TASK INPUT Block Start
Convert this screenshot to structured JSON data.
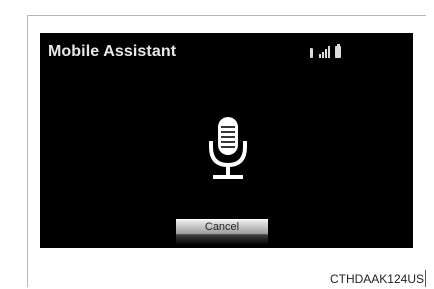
{
  "screen": {
    "title": "Mobile Assistant",
    "status_icons": [
      "bluetooth-icon",
      "signal-icon",
      "battery-icon"
    ],
    "cancel_label": "Cancel"
  },
  "caption": "CTHDAAK124US",
  "colors": {
    "screen_background": "#000000",
    "title_text": "#e8e8e8",
    "button_gradient_top": "#eeeeee",
    "button_gradient_bottom": "#9a9a9a"
  }
}
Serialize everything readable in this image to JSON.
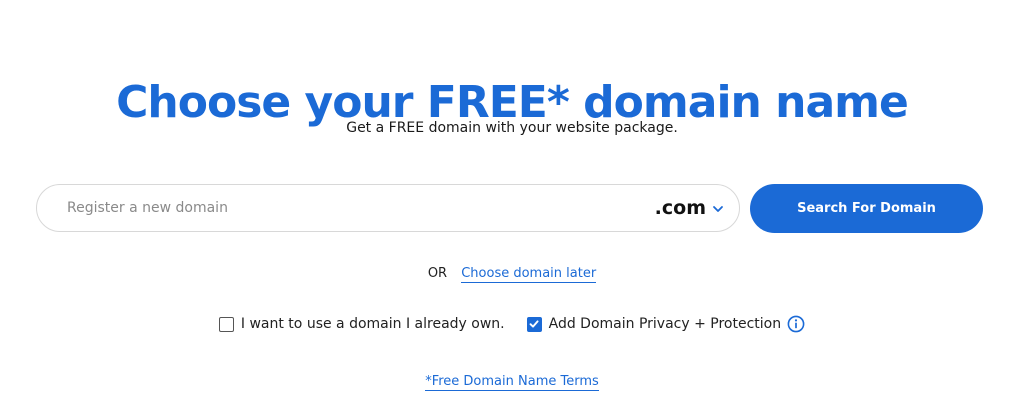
{
  "header": {
    "title": "Choose your FREE* domain name",
    "subtitle": "Get a FREE domain with your website package."
  },
  "search": {
    "placeholder": "Register a new domain",
    "value": "",
    "tld_selected": ".com",
    "button_label": "Search For Domain"
  },
  "alternate": {
    "or_label": "OR",
    "choose_later_link": "Choose domain later"
  },
  "options": {
    "own_domain": {
      "label": "I want to use a domain I already own.",
      "checked": false
    },
    "privacy": {
      "label": "Add Domain Privacy + Protection",
      "checked": true
    }
  },
  "footer": {
    "terms_link": "*Free Domain Name Terms"
  },
  "colors": {
    "brand_blue": "#1b6ad6",
    "text_dark": "#222222",
    "placeholder_gray": "#8a8a8a",
    "border_gray": "#d8d8d8"
  },
  "icons": {
    "tld_dropdown": "chevron-down-icon",
    "privacy_info": "info-icon",
    "checkbox_check": "check-icon"
  }
}
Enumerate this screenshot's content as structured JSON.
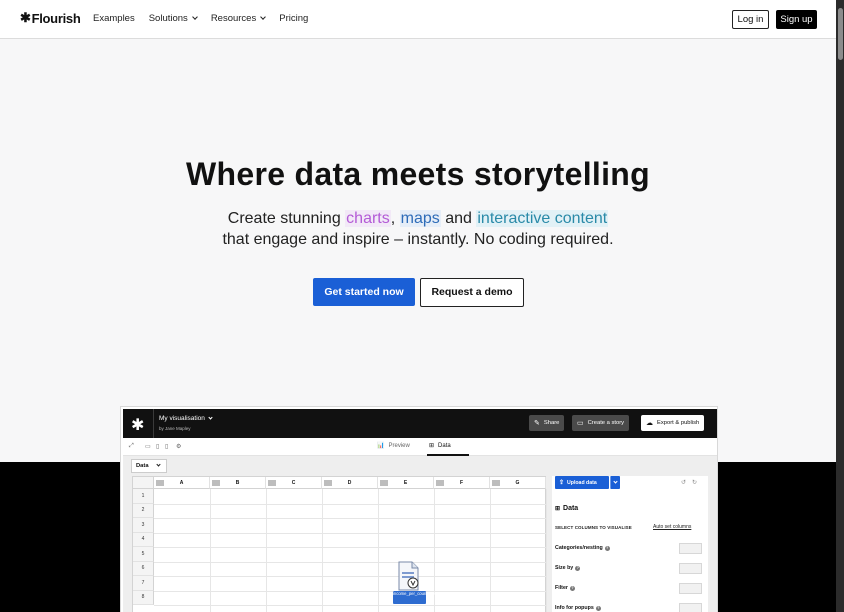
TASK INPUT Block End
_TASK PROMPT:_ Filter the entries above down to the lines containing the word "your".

_RESULT FOR THIS EXERCISE:_
    "title": "Choose your FREE* domain name",
    "subtitle": "Get a FREE domain with your website package."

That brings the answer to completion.